Ives shows that Hale was wrong. The experiments are noteworthy. Without Henry's act, neither Mary (1553-8) nor Elizabeth (1558-1603) might have become Queen. Elizabeth in particular is a key monarch in British history: it is afterall her Church of England that survives and she was the first supreme governor of that Church (Henry was the supreme Head). Furthermore Henry's act, just as the Reformation acts, established that Parliament was the arena in which such matters might be discussed. Ives's article reasserts their importance in the constitutional revolutions of the 16th Century and thus is to be welcomed.

January 31, 2011

Philistines and German Students

The Old Testament has Philistines in it: they are the people who in general the Jews don't get on with. Philistine also has another meaning in the modern world: it means the kind of person who can't understand art. But the two meanings of the word don't seem to have much to do with each other: whatever the Philistines quarrelled with the ancient Isrealites about, it wasn't Van Gogh, nor was it the finer points of aesthetics. The reason the two meanings are linked is interesting: and it shows both how scriptural, how unconsciously scriptural our culture is, and also how meanings have shifted down the centuries. The story of the word Philistine begins of course in ancient Isreal: but the story of its second meaning, to refer to an artistic ignoramus, has its origins in the 1668 in Germany. More precisely we can fix an exact place to it, Jena and an exact time, a sermon.

In Jena in 1668, a student was killed by a townsman. I take these details from Tim Blanning's study of Romanticism as a movement in the eighteenth and nineteenth centuries.
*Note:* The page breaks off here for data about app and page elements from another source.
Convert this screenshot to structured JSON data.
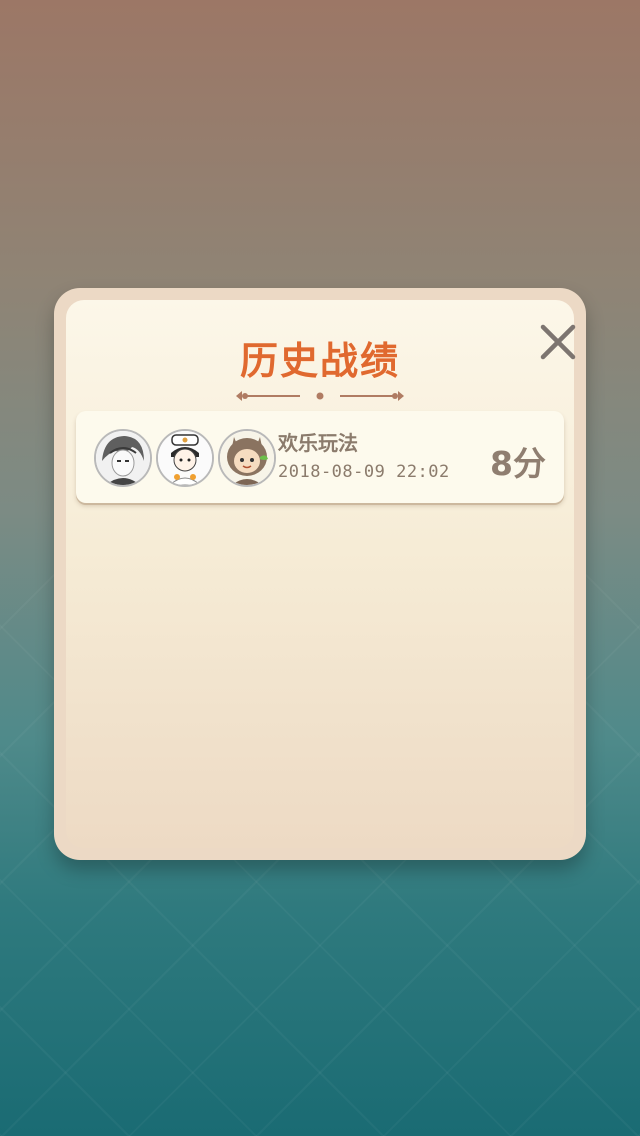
{
  "dialog": {
    "title": "历史战绩",
    "close_icon": "close-icon"
  },
  "records": [
    {
      "players": [
        {
          "avatar": "gray-hair-boy-avatar"
        },
        {
          "avatar": "chef-boy-avatar"
        },
        {
          "avatar": "hooded-monkey-avatar"
        }
      ],
      "mode": "欢乐玩法",
      "datetime": "2018-08-09 22:02",
      "score": "8分"
    }
  ],
  "colors": {
    "title": "#e0692f",
    "text": "#8b7b6c",
    "panel": "#ecd9c5"
  }
}
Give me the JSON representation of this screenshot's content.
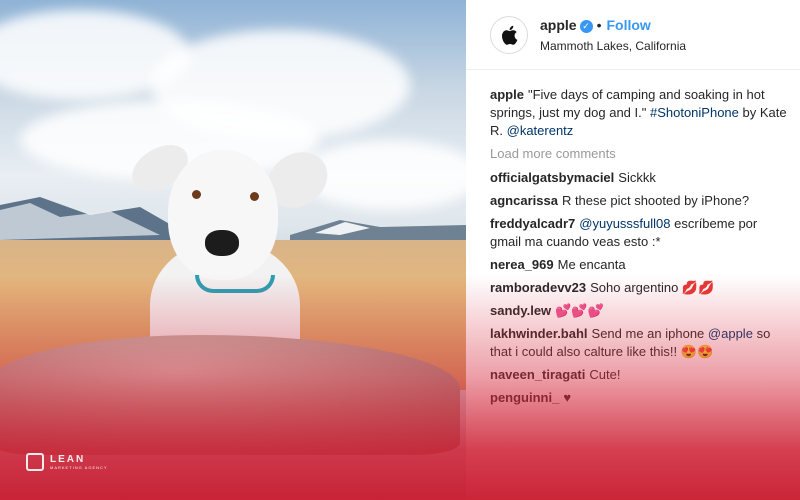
{
  "post": {
    "username": "apple",
    "dot": "•",
    "follow_label": "Follow",
    "location": "Mammoth Lakes, California",
    "caption_user": "apple",
    "caption_text": "\"Five days of camping and soaking in hot springs, just my dog and I.\"",
    "caption_hashtag": "#ShotoniPhone",
    "caption_by": "by Kate R.",
    "caption_mention": "@katerentz",
    "load_more": "Load more comments"
  },
  "comments": [
    {
      "user": "officialgatsbymaciel",
      "text": "Sickkk"
    },
    {
      "user": "agncarissa",
      "text": "R these pict shooted by iPhone?"
    },
    {
      "user": "freddyalcadr7",
      "mention": "@yuyusssfull08",
      "text": "escríbeme por gmail ma cuando veas esto :*"
    },
    {
      "user": "nerea_969",
      "text": "Me encanta"
    },
    {
      "user": "ramboradevv23",
      "text": "Soho argentino 💋💋"
    },
    {
      "user": "sandy.lew",
      "text": "💕💕💕"
    },
    {
      "user": "lakhwinder.bahl",
      "text": "Send me an iphone",
      "mention": "@apple",
      "text2": "so that i could also calture like this!! 😍😍"
    },
    {
      "user": "naveen_tiragati",
      "text": "Cute!"
    },
    {
      "user": "penguinni_",
      "text": "♥"
    }
  ],
  "watermark": {
    "main": "LEAN",
    "sub": "MARKETING AGENCY"
  },
  "colors": {
    "accent": "#3897f0",
    "overlay_red": "#d7283c"
  }
}
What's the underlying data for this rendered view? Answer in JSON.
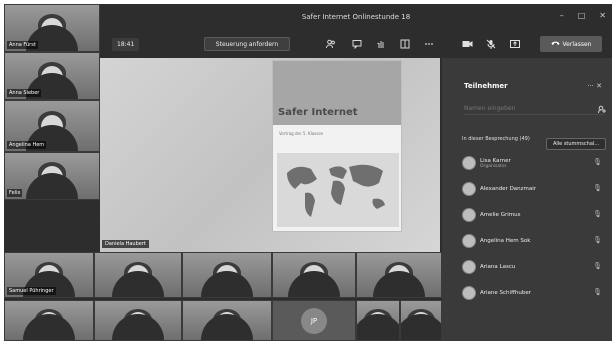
{
  "window": {
    "title": "Safer Internet Onlinestunde 18",
    "controls": [
      "–",
      "□",
      "✕"
    ]
  },
  "toolbar": {
    "timer": "18:41",
    "request_control_label": "Steuerung anfordern",
    "leave_label": "Verlassen"
  },
  "icons": {
    "participants": "people-icon",
    "chat": "chat-icon",
    "reactions": "hand-icon",
    "rooms": "breakout-icon",
    "more": "more-icon",
    "camera": "camera-icon",
    "mic": "mic-muted-icon",
    "share": "share-tray-icon",
    "phone": "phone-icon"
  },
  "slide": {
    "title": "Safer Internet",
    "subtitle": "Vortrag der 5. Klassen",
    "presenter_tag": "Daniela Haubert"
  },
  "left_tiles": [
    {
      "name": "Anna Fürst"
    },
    {
      "name": "Anna Sieber"
    },
    {
      "name": "Angelina Hem"
    },
    {
      "name": "Felix"
    }
  ],
  "bottom_tiles_row1": [
    {
      "name": "Samuel Pühringer"
    },
    {
      "name": ""
    },
    {
      "name": ""
    },
    {
      "name": ""
    },
    {
      "name": ""
    }
  ],
  "bottom_tiles_row2": [
    {
      "name": ""
    },
    {
      "name": ""
    },
    {
      "name": ""
    },
    {
      "name": "JP"
    },
    {
      "name": ""
    },
    {
      "name": ""
    }
  ],
  "panel": {
    "title": "Teilnehmer",
    "search_placeholder": "Namen eingeben",
    "section_label": "In dieser Besprechung (49)",
    "mute_all_label": "Alle stummschal..."
  },
  "participants": [
    {
      "name": "Lisa Karner",
      "role": "Organisator"
    },
    {
      "name": "Alexander Danzmair",
      "role": ""
    },
    {
      "name": "Amelie Grimus",
      "role": ""
    },
    {
      "name": "Angelina Hem Sok",
      "role": ""
    },
    {
      "name": "Ariana Lascu",
      "role": ""
    },
    {
      "name": "Ariane Schiffhuber",
      "role": ""
    }
  ]
}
What Blanning argues, and I see no reason to doubt him, is that the sermon preached on that occasion was from Judges 16:9: 'The Philistines be upon thee, O Samson'. The students of Jena took those words and fashioned an identity out of them: they were the Isrealites, the townsmen were the Philistines. For some reason, the division between gown and town, intellectual and bourgeois mutated during the course of the 18th century so that the word Philistine now did not distinguish the unintellectual or the boorish townsman, but instead the aesthetically challenged. What we are discussing is the migration of a word across between different forms of social contempt.

So what's interesting here? I think the first thing that this illustrates is how scriptural the pre 18th Century world was. We forget all the time how central religion was to anyone who was alive in this period. Religion was not just something that they believed, it was something that they lived in. Therefore an argument which may have had nothing to do with religion became infused with scriptural energy and citation. Secondly its worth considering how much of a change the creation of the status of artist was: it’s the subject of Blanning’s book but I think its worth drawing out here too. Creating the artist meant that he had to assume, to pinch the clothes and contempt of others: in this case the students. The point is that a new social reality grabbed language and ideas from the rest of the world, it inherited the old cloak of intellectual snobbishness and put it on with ease. I think that's interesting because it reveals how much social change can often be masked with conventional language and in the appearance of other disputes.